Task requirements:
Using the data below, work out how many lines contain the word "title", then state that number without comment.

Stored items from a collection

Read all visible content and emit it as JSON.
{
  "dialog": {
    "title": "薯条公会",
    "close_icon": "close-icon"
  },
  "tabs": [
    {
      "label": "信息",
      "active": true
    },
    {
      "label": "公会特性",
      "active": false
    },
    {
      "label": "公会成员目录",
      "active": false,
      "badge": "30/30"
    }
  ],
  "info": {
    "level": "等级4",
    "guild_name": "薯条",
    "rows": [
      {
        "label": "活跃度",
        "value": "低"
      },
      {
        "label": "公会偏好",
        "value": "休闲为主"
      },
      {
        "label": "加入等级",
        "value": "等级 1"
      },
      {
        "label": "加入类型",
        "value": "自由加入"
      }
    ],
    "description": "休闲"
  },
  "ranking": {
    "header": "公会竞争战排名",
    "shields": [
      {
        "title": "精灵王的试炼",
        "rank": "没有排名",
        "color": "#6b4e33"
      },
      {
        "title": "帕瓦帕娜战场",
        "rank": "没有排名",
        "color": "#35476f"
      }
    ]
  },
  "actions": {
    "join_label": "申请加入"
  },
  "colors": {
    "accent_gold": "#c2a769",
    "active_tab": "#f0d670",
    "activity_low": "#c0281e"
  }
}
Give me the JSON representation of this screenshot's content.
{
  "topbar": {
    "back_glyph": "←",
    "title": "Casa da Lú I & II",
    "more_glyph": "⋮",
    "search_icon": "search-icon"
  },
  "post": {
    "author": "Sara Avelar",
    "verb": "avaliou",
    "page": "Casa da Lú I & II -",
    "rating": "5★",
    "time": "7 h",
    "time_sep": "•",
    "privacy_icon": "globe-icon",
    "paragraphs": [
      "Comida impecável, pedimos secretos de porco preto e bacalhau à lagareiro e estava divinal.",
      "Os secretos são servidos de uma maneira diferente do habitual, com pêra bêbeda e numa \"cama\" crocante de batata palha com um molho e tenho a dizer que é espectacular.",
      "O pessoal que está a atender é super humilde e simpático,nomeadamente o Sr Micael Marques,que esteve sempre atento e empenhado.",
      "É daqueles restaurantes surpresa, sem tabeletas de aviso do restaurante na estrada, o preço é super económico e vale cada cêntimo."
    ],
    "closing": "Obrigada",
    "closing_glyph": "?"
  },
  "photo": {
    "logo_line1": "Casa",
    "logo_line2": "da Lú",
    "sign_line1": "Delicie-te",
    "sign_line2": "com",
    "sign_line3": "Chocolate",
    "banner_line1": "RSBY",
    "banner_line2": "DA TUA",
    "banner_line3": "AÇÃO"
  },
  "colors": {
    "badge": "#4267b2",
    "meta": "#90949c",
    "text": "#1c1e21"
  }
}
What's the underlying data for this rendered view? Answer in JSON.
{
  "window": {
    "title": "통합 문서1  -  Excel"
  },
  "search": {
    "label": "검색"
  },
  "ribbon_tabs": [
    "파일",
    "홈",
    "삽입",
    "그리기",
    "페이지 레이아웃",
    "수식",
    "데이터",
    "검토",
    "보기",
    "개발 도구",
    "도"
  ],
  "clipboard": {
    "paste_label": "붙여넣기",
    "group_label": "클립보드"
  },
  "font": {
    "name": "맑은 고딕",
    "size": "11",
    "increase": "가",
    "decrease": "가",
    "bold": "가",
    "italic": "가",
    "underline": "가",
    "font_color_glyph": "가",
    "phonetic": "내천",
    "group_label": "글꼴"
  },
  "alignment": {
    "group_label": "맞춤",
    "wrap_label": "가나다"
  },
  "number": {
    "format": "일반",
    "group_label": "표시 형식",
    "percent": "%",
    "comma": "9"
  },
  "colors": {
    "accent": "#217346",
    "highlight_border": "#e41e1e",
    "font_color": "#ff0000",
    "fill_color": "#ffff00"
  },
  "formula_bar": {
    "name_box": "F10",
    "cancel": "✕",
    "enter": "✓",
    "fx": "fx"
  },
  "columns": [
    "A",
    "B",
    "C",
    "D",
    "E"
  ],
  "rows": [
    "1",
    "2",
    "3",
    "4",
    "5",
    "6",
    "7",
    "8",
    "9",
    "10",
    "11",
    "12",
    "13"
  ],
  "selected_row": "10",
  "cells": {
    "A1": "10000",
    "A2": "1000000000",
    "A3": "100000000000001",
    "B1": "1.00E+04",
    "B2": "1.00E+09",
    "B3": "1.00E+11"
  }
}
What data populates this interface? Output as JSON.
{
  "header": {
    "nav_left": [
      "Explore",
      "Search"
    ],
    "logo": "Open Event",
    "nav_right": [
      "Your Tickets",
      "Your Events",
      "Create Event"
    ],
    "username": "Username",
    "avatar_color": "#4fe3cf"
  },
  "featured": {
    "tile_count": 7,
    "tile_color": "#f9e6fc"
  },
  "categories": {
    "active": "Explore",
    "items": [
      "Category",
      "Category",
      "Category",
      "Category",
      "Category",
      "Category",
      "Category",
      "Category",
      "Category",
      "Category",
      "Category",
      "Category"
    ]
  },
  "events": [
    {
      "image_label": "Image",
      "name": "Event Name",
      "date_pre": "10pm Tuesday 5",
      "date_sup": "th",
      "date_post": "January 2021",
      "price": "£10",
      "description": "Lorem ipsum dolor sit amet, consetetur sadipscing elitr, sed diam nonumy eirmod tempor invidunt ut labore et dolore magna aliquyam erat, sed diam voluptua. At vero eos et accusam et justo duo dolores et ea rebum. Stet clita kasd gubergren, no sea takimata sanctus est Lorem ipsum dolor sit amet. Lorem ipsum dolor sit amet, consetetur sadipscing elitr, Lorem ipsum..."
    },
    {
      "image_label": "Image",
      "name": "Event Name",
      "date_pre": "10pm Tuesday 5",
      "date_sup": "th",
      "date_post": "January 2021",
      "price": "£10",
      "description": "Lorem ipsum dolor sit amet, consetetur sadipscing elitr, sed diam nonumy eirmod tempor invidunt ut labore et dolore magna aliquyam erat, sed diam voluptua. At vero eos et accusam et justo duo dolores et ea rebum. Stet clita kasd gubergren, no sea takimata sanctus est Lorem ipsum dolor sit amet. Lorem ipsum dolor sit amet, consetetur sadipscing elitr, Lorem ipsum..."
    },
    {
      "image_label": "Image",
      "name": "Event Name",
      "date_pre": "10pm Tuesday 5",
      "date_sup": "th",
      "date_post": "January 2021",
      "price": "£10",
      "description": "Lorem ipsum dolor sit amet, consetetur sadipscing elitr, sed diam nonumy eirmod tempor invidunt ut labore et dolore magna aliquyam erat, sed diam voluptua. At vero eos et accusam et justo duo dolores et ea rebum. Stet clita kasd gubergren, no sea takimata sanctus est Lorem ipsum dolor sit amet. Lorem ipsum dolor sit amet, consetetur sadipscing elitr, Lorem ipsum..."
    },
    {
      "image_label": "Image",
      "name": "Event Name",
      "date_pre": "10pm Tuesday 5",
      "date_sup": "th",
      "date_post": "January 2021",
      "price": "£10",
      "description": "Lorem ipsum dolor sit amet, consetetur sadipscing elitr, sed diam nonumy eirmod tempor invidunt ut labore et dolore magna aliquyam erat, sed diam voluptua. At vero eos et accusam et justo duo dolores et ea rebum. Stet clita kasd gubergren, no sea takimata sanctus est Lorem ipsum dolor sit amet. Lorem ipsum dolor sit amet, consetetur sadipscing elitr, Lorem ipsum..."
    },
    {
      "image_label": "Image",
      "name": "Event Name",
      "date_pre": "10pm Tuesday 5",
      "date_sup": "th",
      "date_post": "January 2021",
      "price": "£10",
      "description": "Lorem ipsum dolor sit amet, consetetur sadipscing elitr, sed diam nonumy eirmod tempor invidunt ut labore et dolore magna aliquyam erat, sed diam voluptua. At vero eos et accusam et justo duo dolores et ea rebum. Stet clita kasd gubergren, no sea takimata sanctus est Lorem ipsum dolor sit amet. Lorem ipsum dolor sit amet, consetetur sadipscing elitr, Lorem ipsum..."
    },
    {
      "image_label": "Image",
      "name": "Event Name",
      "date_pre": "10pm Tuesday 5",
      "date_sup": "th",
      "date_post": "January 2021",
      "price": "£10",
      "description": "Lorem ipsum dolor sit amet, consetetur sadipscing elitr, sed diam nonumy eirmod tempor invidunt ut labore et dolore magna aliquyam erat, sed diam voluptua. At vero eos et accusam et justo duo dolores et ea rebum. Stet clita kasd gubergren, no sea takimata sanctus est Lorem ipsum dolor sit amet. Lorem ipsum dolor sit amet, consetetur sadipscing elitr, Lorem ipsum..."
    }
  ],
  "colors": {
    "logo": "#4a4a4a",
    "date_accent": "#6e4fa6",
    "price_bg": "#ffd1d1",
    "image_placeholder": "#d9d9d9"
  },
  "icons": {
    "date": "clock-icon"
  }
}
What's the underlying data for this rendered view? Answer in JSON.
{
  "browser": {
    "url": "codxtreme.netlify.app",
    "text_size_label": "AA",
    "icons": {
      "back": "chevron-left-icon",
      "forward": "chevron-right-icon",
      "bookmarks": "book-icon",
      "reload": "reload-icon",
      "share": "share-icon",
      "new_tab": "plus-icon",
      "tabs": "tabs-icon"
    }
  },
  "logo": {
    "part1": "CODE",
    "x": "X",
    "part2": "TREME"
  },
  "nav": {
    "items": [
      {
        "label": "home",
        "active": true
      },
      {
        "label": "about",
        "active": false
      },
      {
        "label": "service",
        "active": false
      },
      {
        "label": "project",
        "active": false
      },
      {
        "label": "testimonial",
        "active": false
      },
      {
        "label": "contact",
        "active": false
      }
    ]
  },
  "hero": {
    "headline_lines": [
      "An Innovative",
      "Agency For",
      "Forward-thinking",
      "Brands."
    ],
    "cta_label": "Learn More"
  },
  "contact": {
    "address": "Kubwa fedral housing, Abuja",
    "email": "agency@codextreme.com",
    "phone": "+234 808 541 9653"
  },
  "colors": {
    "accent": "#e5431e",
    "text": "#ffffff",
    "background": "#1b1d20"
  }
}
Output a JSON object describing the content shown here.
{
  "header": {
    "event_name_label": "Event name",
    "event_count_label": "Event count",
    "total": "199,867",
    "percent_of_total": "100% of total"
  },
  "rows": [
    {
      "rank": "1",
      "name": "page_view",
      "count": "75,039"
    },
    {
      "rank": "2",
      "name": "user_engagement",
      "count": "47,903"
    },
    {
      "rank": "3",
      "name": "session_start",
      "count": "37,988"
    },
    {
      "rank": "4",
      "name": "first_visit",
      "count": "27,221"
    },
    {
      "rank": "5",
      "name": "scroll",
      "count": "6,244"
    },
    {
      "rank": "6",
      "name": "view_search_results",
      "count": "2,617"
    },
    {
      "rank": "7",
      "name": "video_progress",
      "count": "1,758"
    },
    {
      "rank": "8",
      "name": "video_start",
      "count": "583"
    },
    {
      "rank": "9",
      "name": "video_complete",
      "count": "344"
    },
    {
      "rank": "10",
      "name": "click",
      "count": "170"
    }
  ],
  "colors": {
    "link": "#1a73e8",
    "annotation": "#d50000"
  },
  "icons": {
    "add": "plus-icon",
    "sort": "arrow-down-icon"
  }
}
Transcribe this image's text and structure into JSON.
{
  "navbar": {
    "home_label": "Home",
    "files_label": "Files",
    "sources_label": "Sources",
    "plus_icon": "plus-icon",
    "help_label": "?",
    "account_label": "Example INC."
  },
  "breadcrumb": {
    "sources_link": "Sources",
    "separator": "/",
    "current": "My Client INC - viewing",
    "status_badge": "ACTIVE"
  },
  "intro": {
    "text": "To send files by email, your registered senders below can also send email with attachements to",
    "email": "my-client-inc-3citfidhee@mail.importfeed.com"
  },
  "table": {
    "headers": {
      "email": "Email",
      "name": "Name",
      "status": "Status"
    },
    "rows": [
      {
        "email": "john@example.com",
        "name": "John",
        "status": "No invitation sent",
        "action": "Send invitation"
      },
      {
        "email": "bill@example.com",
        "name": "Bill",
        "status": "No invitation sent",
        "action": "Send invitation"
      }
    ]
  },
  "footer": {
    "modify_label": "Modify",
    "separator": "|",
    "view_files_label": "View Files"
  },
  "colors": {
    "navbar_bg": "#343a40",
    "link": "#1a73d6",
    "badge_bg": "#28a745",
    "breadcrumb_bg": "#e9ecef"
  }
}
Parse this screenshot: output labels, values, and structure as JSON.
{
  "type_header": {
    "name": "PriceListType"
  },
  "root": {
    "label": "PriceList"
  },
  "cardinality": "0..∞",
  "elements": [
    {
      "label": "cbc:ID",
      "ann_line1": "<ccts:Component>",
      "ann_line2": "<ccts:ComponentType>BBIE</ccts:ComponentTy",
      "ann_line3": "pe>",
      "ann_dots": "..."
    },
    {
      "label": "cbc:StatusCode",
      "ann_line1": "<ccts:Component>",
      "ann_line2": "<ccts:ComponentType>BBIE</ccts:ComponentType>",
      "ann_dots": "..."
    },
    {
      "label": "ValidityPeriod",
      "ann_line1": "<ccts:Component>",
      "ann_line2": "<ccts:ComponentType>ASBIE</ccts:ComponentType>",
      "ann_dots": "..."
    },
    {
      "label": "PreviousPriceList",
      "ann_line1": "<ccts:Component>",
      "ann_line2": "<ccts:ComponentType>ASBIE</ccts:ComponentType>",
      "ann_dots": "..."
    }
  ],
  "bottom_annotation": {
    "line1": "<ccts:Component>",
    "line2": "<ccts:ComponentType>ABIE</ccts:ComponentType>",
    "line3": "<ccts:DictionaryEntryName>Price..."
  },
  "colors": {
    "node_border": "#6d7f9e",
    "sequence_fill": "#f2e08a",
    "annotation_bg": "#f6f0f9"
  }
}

Written response:
5